This book takes a critical feminist approach to Lacan’s fundamental concepts, merging discourse and sexuation theories in a novel way for both psychoanalysis and feminism, and exploring the possibility of a feminist subject within a non-masculine logic.
In Lacan and Critical Feminism, Carusi merges Lacan’s theories of discourse and sexuation, not only from a gender/sexuality angle, but also from a literary, feminist, and women’s studies framework. By drawing examples from literature, film, art, and socio-political movements to focus on discourse and sexuation, the text examines how tropes impact the subject’s positionality within any discourse mode. The book also uses women’s collective experience and action to illustrate ways that women have repositioned dominant narratives discursively.
This text represents essential reading for researchers interested in the relationship between Lacan and feminist theory.
Table of Contents
2: A (re)turn to Lacan
QUILTING POINT: A literary discussion on metaphor and metonymy
3: The troped body
4: The materiality of the letter
QUILTING POINT: I AM A MAN and the essence of Woman
5: Woman as metonymy: or, I am not your manqué l’être
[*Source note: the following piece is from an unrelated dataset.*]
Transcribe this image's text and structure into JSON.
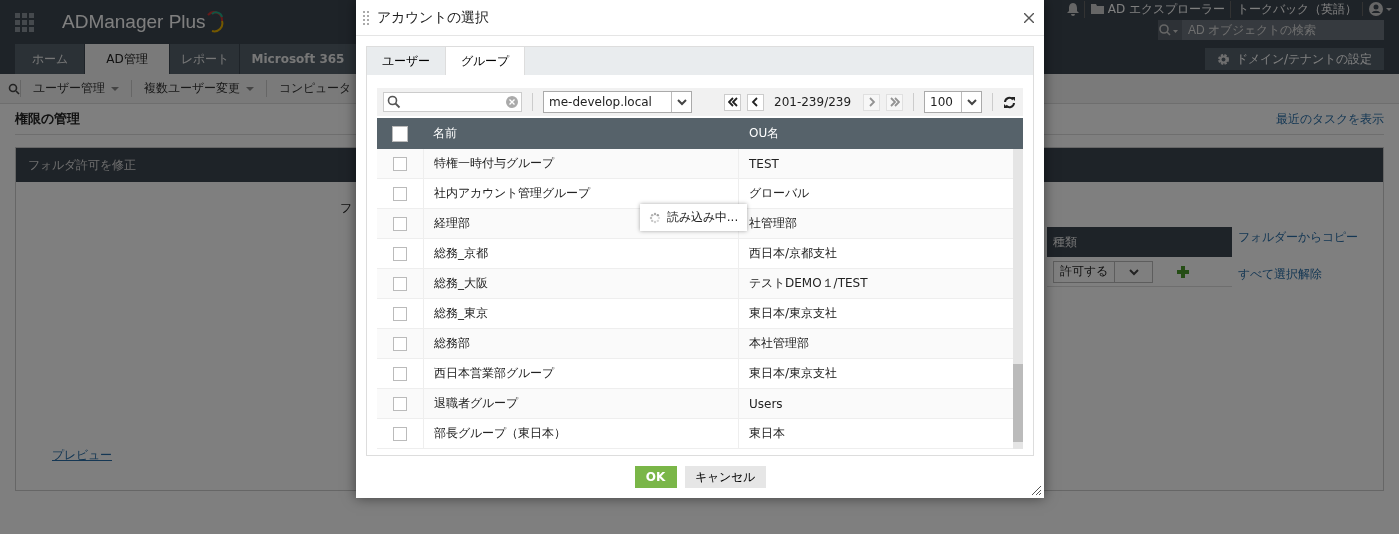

QUILTING POINT: The masculine symptom in Brief Interviews with Hideous Men
6: Jouissance and ethical extimacy
7: Myth, truth, and non-phallic sexuation
QUILTING POINT: Tapping into excess, or the feminist trilogies
8: The dethroning of the father
Rahna McKey Carusi, educational developer in the College of Humanities and Social Sciences and Digital Innovation at Massey University, New Zealand.